### Exercise
Would you write out all of the data exactly as it appears below?

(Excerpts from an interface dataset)
BEGIN

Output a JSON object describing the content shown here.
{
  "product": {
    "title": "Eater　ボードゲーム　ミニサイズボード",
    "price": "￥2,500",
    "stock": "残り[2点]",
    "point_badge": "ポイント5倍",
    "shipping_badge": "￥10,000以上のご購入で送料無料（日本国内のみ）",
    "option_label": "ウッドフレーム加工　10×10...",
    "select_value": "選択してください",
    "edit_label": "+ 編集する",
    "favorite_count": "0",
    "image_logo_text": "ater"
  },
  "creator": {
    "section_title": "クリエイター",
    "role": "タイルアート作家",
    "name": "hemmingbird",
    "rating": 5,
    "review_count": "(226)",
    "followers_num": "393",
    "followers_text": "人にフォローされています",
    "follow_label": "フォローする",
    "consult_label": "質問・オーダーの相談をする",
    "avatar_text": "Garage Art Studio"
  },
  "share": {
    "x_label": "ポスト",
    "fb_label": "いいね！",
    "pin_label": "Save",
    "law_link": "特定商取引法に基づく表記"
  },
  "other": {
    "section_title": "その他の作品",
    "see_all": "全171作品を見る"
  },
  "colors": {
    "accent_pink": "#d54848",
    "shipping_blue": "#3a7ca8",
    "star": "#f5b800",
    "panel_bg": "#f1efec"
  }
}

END

### Expected output
Output a JSON object describing the content shown here.
{
  "product": {
    "title": "Eater　ボードゲーム　ミニサイズボード",
    "price": "￥2,500",
    "stock": "残り[2点]",
    "point_badge": "ポイント5倍",
    "shipping_badge": "￥10,000以上のご購入で送料無料（日本国内のみ）",
    "option_label": "ウッドフレーム加工　10×10...",
    "select_value": "選択してください",
    "edit_label": "+ 編集する",
    "favorite_count": "0",
    "image_logo_text": "ater"
  },
  "creator": {
    "section_title": "クリエイター",
    "role": "タイルアート作家",
    "name": "hemmingbird",
    "rating": 5,
    "review_count": "(226)",
    "followers_num": "393",
    "followers_text": "人にフォローされています",
    "follow_label": "フォローする",
    "consult_label": "質問・オーダーの相談をする",
    "avatar_text": "Garage Art Studio"
  },
  "share": {
    "x_label": "ポスト",
    "fb_label": "いいね！",
    "pin_label": "Save",
    "law_link": "特定商取引法に基づく表記"
  },
  "other": {
    "section_title": "その他の作品",
    "see_all": "全171作品を見る"
  },
  "colors": {
    "accent_pink": "#d54848",
    "shipping_blue": "#3a7ca8",
    "star": "#f5b800",
    "panel_bg": "#f1efec"
  }
}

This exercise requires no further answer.